We Have Your Kids tells the story of the underdog. Parents Wayne Coe and Steve Gilger are the “David” and the behemoth “Goliath” is the Chatham Board of Education. The problems began with the closure of the communities Middle School. If you look at the map of Chatham, New York, the town’s Elementary, Middle, and High Schools are close to one another with a forest in the background. A train track (carrying various deadly fuels and chemicals) circles the three schools with a single two-lane road that provides access to school for the parents and students every morning and afternoon. A potentially deadly nightmarish situation, but that’s not the problem.
“The problem? Money and power with virtually no checks or balances.”

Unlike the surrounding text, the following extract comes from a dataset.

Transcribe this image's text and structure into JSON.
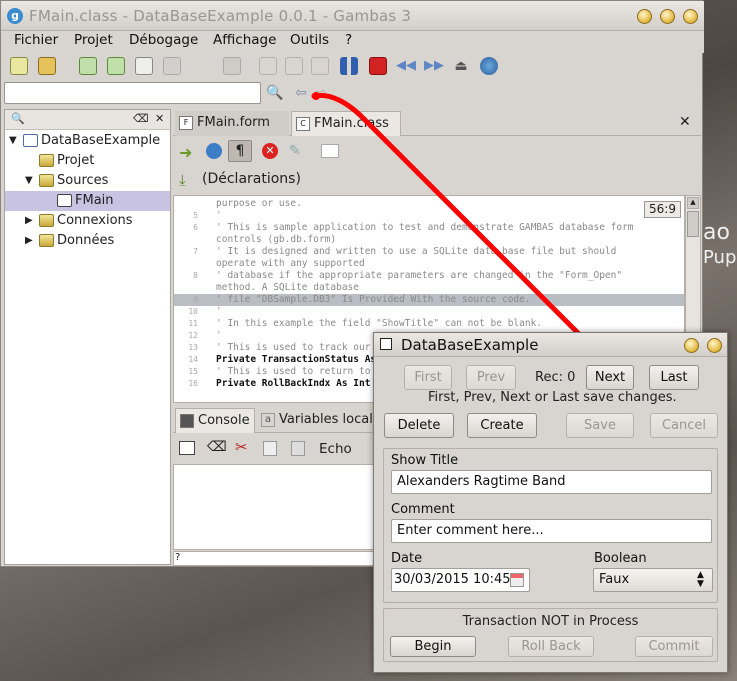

In its infinite wisdom, the Board of Education is about to vote to close the middle school and consolidate it with one of the two remaining schools. After seeing the overcrowding of students, the narrow access to campus, and the downward decline of education and test scores since the plans were announced, Coe and Gilger took action and soon find themselves way in over their heads. At the same time, they discover a complicated and pervasive level of corruption going on at the top. The problem? Money and power with virtually no checks or balances.
What stood out to me the most is how years before, the Board passed several bonds (essentially loans) to pay for improvements to the school, one included $1.3 million to improve the small parking lot. Think about it, $1.3 million to pave and paint a parking lot, while not adding new spaces. Where did that excess money go? Similar bonds were taken out, and little to no visible improvements to the school and with little to no improvement in grades. Then with the school under so much debt and after performing millions in “improvements,” the district decides to close said school and sell it to a third party. Simply put, the Board borrowed millions on behalf of taxpayers, overspent it on minor improvements, and then sells the very building they just “improved” at pennies on the dollar.
"…stuck their necks out on an issue that could have come out disastrously for them in the end (see The Irishman)."